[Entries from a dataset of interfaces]

'''

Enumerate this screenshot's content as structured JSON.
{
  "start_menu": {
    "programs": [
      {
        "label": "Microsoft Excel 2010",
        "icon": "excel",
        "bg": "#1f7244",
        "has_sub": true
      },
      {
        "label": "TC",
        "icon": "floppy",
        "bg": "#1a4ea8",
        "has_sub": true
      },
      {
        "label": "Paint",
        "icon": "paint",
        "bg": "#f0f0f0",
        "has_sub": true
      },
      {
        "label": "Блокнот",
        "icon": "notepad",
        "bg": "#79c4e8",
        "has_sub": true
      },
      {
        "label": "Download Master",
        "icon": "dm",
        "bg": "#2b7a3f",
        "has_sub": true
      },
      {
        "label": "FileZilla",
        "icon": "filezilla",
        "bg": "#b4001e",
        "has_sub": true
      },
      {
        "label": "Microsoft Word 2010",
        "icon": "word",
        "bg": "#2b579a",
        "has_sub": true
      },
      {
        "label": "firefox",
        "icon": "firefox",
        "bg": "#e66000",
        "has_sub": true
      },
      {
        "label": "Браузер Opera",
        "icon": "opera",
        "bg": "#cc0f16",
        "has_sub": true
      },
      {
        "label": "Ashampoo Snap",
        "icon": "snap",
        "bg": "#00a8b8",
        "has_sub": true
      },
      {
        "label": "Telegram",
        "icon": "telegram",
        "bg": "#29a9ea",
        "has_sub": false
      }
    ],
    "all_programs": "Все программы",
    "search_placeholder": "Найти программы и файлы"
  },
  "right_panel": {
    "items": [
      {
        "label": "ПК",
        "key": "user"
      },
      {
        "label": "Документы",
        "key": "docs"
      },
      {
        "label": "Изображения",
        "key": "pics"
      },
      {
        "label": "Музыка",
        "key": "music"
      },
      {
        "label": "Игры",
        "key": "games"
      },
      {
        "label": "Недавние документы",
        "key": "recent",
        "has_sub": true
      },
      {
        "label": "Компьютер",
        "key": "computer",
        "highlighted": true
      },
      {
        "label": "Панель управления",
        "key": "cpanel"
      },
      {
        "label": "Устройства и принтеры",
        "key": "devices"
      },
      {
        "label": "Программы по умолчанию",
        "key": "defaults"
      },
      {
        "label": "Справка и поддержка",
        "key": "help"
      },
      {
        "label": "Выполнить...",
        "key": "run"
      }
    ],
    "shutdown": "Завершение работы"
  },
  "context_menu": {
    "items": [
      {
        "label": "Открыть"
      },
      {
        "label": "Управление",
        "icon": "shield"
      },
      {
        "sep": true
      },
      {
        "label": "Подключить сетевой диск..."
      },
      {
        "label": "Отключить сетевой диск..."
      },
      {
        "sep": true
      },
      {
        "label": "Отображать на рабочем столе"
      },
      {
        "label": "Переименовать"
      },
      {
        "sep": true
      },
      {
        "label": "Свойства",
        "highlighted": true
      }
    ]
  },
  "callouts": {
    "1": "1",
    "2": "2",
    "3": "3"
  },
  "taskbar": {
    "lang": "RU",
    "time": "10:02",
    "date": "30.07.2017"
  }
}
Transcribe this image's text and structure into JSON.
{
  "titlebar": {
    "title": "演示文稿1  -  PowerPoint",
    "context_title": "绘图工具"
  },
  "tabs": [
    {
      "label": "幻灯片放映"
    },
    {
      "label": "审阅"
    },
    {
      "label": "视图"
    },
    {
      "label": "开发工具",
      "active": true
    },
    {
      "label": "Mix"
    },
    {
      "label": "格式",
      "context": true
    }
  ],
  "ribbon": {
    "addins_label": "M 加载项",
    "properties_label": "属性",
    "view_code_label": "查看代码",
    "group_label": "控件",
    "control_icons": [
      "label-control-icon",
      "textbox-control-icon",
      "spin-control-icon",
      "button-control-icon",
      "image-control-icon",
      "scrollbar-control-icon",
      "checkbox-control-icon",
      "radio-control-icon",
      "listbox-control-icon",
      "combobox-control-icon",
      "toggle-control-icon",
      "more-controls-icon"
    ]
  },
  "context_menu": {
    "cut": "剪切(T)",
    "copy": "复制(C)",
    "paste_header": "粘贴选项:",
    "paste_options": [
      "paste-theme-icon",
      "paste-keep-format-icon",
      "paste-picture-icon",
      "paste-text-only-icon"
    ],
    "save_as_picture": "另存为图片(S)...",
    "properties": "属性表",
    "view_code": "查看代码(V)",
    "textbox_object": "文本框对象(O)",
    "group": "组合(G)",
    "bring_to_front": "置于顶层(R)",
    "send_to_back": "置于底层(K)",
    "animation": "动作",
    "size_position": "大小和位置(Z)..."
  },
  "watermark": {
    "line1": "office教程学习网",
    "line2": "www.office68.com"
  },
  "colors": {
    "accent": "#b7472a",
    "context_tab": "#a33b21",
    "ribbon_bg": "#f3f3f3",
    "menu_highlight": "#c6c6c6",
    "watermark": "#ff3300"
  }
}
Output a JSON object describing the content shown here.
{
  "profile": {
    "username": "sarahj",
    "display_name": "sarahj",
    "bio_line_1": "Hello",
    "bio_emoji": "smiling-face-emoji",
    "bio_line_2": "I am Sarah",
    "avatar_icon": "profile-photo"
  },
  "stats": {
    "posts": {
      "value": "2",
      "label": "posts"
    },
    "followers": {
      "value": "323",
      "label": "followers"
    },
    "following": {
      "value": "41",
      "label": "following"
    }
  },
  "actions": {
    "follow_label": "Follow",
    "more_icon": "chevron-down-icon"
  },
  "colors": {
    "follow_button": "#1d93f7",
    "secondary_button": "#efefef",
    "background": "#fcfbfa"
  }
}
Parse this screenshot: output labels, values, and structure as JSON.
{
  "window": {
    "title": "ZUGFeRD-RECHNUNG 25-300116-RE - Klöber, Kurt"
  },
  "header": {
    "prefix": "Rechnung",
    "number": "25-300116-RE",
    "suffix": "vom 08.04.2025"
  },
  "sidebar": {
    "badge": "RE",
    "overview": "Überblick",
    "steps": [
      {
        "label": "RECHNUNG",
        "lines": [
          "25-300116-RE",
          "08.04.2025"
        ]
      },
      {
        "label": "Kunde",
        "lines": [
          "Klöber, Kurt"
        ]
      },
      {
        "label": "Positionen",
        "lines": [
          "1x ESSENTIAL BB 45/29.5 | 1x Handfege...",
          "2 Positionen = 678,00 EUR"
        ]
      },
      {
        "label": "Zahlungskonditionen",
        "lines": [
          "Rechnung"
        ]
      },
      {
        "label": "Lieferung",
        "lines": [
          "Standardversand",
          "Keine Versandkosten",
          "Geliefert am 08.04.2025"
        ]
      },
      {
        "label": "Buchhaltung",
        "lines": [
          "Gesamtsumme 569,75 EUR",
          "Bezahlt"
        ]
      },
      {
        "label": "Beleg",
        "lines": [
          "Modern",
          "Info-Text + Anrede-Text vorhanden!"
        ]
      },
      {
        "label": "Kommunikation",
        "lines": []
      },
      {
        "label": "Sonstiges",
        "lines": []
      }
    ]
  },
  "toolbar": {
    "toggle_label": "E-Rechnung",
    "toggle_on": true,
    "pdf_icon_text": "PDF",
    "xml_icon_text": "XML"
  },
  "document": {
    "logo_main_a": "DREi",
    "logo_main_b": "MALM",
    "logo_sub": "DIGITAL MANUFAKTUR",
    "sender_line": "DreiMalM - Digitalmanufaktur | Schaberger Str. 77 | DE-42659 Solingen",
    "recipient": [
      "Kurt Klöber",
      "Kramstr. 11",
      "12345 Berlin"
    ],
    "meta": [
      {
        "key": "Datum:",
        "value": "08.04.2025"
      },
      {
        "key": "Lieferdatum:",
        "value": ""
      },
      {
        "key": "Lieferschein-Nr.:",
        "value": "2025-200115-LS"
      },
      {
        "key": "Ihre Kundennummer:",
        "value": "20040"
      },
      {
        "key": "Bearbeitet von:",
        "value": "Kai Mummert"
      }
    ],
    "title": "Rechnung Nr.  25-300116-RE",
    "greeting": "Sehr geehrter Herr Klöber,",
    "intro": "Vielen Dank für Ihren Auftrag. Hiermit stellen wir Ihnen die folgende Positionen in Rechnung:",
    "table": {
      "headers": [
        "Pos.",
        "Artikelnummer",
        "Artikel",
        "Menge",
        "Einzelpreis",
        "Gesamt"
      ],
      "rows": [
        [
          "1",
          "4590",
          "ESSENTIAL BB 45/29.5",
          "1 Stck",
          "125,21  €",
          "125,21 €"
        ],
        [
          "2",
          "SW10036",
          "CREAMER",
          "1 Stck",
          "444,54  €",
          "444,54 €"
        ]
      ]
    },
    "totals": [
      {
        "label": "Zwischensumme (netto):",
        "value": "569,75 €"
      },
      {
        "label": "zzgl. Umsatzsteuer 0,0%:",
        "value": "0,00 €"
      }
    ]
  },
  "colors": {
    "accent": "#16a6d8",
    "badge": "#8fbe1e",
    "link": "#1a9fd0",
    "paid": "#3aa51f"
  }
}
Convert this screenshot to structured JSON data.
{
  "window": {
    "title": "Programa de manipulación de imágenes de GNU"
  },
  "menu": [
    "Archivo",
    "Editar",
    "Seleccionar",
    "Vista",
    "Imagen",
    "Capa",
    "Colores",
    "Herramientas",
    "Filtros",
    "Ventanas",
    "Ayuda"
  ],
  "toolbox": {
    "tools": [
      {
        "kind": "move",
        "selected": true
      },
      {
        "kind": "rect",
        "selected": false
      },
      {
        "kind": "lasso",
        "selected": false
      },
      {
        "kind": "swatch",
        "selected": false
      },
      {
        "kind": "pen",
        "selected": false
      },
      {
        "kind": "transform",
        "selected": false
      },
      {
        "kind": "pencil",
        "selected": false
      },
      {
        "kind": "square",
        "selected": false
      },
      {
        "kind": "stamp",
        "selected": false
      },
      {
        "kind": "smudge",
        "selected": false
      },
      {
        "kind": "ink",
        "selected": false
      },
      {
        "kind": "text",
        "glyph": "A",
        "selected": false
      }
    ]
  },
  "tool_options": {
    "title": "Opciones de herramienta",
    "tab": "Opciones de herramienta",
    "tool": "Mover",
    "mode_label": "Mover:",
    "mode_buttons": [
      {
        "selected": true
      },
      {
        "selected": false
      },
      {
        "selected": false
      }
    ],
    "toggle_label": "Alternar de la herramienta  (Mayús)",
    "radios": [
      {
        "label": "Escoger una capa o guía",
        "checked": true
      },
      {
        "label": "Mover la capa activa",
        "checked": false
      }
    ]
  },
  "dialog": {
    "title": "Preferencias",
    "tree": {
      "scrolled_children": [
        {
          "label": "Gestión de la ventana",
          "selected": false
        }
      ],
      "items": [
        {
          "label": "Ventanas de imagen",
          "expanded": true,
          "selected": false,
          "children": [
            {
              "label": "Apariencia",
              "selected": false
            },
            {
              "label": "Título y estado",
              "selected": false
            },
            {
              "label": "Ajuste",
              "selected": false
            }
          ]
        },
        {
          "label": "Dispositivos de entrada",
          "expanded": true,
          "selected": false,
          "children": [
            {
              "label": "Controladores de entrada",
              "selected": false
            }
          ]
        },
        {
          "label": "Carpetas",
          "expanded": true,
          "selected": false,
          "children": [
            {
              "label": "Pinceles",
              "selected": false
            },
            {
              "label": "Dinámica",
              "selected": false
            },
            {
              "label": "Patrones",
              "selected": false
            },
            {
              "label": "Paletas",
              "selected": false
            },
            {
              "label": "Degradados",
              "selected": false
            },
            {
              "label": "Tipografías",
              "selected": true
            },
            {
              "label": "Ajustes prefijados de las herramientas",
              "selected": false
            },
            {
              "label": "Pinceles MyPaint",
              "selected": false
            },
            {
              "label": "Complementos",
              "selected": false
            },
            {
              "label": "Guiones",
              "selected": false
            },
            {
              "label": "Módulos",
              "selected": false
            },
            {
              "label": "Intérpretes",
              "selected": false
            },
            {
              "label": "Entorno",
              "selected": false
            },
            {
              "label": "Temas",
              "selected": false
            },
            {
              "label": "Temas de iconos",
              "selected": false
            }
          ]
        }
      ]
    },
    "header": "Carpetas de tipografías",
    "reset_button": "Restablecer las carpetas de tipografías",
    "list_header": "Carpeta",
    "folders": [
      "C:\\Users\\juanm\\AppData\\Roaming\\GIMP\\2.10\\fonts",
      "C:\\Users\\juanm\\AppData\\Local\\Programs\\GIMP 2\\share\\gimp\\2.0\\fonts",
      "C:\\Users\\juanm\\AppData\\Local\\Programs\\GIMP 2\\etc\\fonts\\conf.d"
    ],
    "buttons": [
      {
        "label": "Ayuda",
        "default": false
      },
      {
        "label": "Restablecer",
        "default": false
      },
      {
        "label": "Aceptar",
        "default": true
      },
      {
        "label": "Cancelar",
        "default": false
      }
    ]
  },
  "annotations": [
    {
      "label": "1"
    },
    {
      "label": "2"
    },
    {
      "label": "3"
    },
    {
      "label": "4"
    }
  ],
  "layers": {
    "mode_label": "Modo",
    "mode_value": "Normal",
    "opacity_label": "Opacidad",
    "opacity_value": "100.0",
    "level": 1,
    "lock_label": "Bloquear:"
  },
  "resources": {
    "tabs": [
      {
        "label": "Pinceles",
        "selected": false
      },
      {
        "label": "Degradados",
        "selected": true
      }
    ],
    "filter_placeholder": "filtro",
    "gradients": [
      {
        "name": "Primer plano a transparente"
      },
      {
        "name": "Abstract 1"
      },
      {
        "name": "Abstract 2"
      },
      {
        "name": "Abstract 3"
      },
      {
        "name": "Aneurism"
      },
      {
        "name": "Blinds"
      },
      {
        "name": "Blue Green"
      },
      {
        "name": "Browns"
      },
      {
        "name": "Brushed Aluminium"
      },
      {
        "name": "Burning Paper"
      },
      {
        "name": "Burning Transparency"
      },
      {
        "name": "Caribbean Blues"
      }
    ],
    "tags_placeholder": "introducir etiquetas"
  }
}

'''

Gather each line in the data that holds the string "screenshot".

Enumerate this screenshot's content as structured JSON.
Parse this screenshot: output labels, values, and structure as JSON.
Convert this screenshot to structured JSON data.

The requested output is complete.